Where the records hold the string "Дата", show the whole line it sits on.

###

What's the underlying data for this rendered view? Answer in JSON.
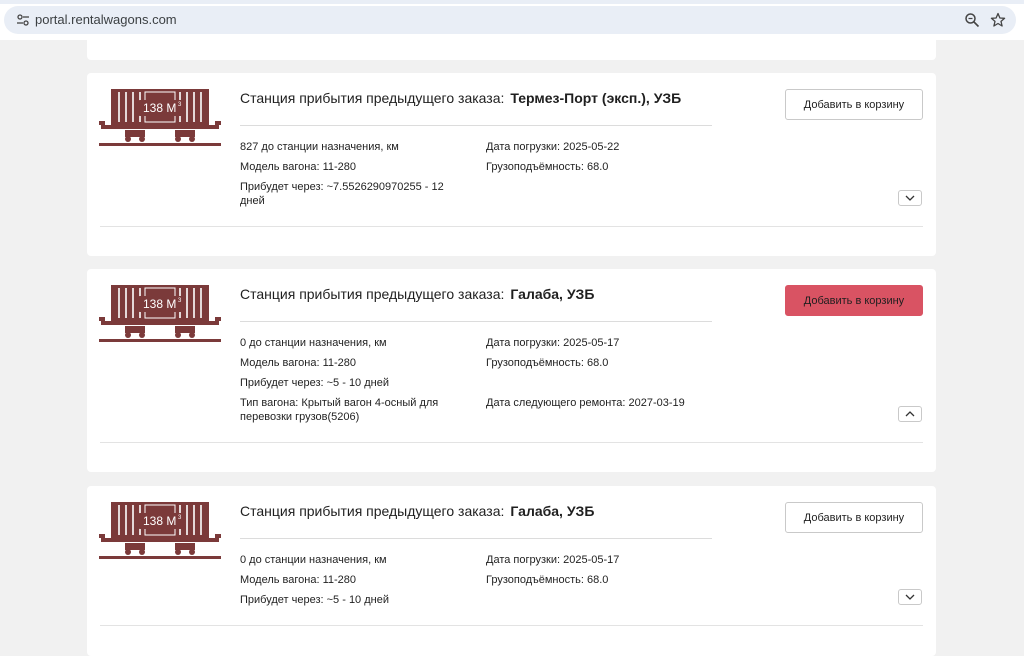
{
  "browser": {
    "url": "portal.rentalwagons.com",
    "icons": [
      "site-info-icon",
      "zoom-icon",
      "star-icon"
    ]
  },
  "wagon_image": {
    "volume_label": "138 М",
    "superscript": "3",
    "color": "#7b3a3a"
  },
  "colors": {
    "accent_button": "#d95363",
    "wagon": "#7b3a3a",
    "page_bg": "#f1f1f1"
  },
  "cards": [
    {
      "station_label": "Станция прибытия предыдущего заказа:",
      "station_name": "Термез-Порт (эксп.), УЗБ",
      "add_button": "Добавить в корзину",
      "add_button_active": false,
      "expanded": false,
      "distance": "827 до станции назначения, км",
      "model": "Модель вагона: 11-280",
      "arrival": "Прибудет через: ~7.5526290970255 - 12 дней",
      "loading_date": "Дата погрузки: 2025-05-22",
      "capacity": "Грузоподъёмность: 68.0"
    },
    {
      "station_label": "Станция прибытия предыдущего заказа:",
      "station_name": "Галаба, УЗБ",
      "add_button": "Добавить в корзину",
      "add_button_active": true,
      "expanded": true,
      "distance": "0 до станции назначения, км",
      "model": "Модель вагона: 11-280",
      "arrival": "Прибудет через: ~5 - 10 дней",
      "wagon_type": "Тип вагона: Крытый вагон 4-осный для перевозки грузов(5206)",
      "loading_date": "Дата погрузки: 2025-05-17",
      "capacity": "Грузоподъёмность: 68.0",
      "next_repair": "Дата следующего ремонта: 2027-03-19"
    },
    {
      "station_label": "Станция прибытия предыдущего заказа:",
      "station_name": "Галаба, УЗБ",
      "add_button": "Добавить в корзину",
      "add_button_active": false,
      "expanded": false,
      "distance": "0 до станции назначения, км",
      "model": "Модель вагона: 11-280",
      "arrival": "Прибудет через: ~5 - 10 дней",
      "loading_date": "Дата погрузки: 2025-05-17",
      "capacity": "Грузоподъёмность: 68.0"
    }
  ]
}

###

Task result |
      "loading_date": "Дата погрузки: 2025-05-22",
      "loading_date": "Дата погрузки: 2025-05-17",
      "next_repair": "Дата следующего ремонта: 2027-03-19"
      "loading_date": "Дата погрузки: 2025-05-17",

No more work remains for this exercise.